● **MATERIAL FOR THIS EXERCISE**:

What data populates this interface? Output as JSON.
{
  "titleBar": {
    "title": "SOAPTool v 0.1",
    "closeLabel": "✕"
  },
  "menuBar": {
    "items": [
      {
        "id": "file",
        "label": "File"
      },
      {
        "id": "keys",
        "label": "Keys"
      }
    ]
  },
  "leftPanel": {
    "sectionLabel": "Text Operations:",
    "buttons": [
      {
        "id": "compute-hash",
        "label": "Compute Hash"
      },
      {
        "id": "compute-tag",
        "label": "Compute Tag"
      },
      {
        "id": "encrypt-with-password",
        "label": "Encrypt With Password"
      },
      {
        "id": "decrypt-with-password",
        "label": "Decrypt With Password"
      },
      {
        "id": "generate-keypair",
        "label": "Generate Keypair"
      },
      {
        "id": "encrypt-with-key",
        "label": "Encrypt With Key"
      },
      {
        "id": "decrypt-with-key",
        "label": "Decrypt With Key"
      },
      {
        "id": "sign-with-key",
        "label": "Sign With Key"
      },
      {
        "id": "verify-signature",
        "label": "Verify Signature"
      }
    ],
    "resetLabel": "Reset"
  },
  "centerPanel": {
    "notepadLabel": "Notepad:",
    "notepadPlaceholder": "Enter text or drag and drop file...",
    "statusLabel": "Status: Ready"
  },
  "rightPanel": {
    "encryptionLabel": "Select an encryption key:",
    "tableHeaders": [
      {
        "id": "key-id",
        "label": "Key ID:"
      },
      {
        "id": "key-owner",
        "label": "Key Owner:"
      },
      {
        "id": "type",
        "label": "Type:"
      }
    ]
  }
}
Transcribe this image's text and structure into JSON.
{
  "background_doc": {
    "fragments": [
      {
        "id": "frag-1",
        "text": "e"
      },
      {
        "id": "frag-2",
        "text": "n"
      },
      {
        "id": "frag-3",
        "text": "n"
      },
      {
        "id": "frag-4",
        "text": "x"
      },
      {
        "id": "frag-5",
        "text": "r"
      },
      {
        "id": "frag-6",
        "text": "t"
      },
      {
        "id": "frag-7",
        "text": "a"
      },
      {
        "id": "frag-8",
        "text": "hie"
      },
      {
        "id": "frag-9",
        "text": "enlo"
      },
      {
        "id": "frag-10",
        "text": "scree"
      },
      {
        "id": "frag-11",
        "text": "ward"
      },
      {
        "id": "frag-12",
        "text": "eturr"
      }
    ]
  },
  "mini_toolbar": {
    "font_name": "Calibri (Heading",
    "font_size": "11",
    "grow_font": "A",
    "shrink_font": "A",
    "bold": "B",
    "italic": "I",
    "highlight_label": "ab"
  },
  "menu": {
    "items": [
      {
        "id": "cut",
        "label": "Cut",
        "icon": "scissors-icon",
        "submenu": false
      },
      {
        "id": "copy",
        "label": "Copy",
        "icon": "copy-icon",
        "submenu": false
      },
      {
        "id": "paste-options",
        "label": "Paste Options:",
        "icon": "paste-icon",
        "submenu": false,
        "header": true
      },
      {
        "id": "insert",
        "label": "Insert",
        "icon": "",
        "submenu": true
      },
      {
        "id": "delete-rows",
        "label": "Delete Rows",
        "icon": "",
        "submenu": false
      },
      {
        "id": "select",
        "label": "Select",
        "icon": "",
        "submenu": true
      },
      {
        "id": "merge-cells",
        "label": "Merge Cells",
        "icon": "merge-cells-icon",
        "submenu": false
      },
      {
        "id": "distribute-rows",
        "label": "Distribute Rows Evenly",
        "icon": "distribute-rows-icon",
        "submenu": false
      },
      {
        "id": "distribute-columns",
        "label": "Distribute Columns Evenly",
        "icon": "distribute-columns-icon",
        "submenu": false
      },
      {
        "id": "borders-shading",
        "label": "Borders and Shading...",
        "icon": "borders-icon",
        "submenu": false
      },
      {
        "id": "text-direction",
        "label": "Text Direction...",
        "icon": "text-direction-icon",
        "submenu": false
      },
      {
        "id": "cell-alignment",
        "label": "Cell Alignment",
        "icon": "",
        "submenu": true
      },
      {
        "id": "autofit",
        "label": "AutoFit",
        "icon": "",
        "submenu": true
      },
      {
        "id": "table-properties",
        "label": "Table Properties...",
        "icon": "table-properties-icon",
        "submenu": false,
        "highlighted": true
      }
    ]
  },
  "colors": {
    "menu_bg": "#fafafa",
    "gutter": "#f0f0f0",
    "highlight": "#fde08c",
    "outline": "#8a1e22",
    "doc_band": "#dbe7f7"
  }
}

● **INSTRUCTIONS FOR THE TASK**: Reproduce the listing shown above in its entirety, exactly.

● **RESPONSE TO THIS EXERCISE**:
What data populates this interface? Output as JSON.
{
  "titleBar": {
    "title": "SOAPTool v 0.1",
    "closeLabel": "✕"
  },
  "menuBar": {
    "items": [
      {
        "id": "file",
        "label": "File"
      },
      {
        "id": "keys",
        "label": "Keys"
      }
    ]
  },
  "leftPanel": {
    "sectionLabel": "Text Operations:",
    "buttons": [
      {
        "id": "compute-hash",
        "label": "Compute Hash"
      },
      {
        "id": "compute-tag",
        "label": "Compute Tag"
      },
      {
        "id": "encrypt-with-password",
        "label": "Encrypt With Password"
      },
      {
        "id": "decrypt-with-password",
        "label": "Decrypt With Password"
      },
      {
        "id": "generate-keypair",
        "label": "Generate Keypair"
      },
      {
        "id": "encrypt-with-key",
        "label": "Encrypt With Key"
      },
      {
        "id": "decrypt-with-key",
        "label": "Decrypt With Key"
      },
      {
        "id": "sign-with-key",
        "label": "Sign With Key"
      },
      {
        "id": "verify-signature",
        "label": "Verify Signature"
      }
    ],
    "resetLabel": "Reset"
  },
  "centerPanel": {
    "notepadLabel": "Notepad:",
    "notepadPlaceholder": "Enter text or drag and drop file...",
    "statusLabel": "Status: Ready"
  },
  "rightPanel": {
    "encryptionLabel": "Select an encryption key:",
    "tableHeaders": [
      {
        "id": "key-id",
        "label": "Key ID:"
      },
      {
        "id": "key-owner",
        "label": "Key Owner:"
      },
      {
        "id": "type",
        "label": "Type:"
      }
    ]
  }
}
Transcribe this image's text and structure into JSON.
{
  "background_doc": {
    "fragments": [
      {
        "id": "frag-1",
        "text": "e"
      },
      {
        "id": "frag-2",
        "text": "n"
      },
      {
        "id": "frag-3",
        "text": "n"
      },
      {
        "id": "frag-4",
        "text": "x"
      },
      {
        "id": "frag-5",
        "text": "r"
      },
      {
        "id": "frag-6",
        "text": "t"
      },
      {
        "id": "frag-7",
        "text": "a"
      },
      {
        "id": "frag-8",
        "text": "hie"
      },
      {
        "id": "frag-9",
        "text": "enlo"
      },
      {
        "id": "frag-10",
        "text": "scree"
      },
      {
        "id": "frag-11",
        "text": "ward"
      },
      {
        "id": "frag-12",
        "text": "eturr"
      }
    ]
  },
  "mini_toolbar": {
    "font_name": "Calibri (Heading",
    "font_size": "11",
    "grow_font": "A",
    "shrink_font": "A",
    "bold": "B",
    "italic": "I",
    "highlight_label": "ab"
  },
  "menu": {
    "items": [
      {
        "id": "cut",
        "label": "Cut",
        "icon": "scissors-icon",
        "submenu": false
      },
      {
        "id": "copy",
        "label": "Copy",
        "icon": "copy-icon",
        "submenu": false
      },
      {
        "id": "paste-options",
        "label": "Paste Options:",
        "icon": "paste-icon",
        "submenu": false,
        "header": true
      },
      {
        "id": "insert",
        "label": "Insert",
        "icon": "",
        "submenu": true
      },
      {
        "id": "delete-rows",
        "label": "Delete Rows",
        "icon": "",
        "submenu": false
      },
      {
        "id": "select",
        "label": "Select",
        "icon": "",
        "submenu": true
      },
      {
        "id": "merge-cells",
        "label": "Merge Cells",
        "icon": "merge-cells-icon",
        "submenu": false
      },
      {
        "id": "distribute-rows",
        "label": "Distribute Rows Evenly",
        "icon": "distribute-rows-icon",
        "submenu": false
      },
      {
        "id": "distribute-columns",
        "label": "Distribute Columns Evenly",
        "icon": "distribute-columns-icon",
        "submenu": false
      },
      {
        "id": "borders-shading",
        "label": "Borders and Shading...",
        "icon": "borders-icon",
        "submenu": false
      },
      {
        "id": "text-direction",
        "label": "Text Direction...",
        "icon": "text-direction-icon",
        "submenu": false
      },
      {
        "id": "cell-alignment",
        "label": "Cell Alignment",
        "icon": "",
        "submenu": true
      },
      {
        "id": "autofit",
        "label": "AutoFit",
        "icon": "",
        "submenu": true
      },
      {
        "id": "table-properties",
        "label": "Table Properties...",
        "icon": "table-properties-icon",
        "submenu": false,
        "highlighted": true
      }
    ]
  },
  "colors": {
    "menu_bg": "#fafafa",
    "gutter": "#f0f0f0",
    "highlight": "#fde08c",
    "outline": "#8a1e22",
    "doc_band": "#dbe7f7"
  }
}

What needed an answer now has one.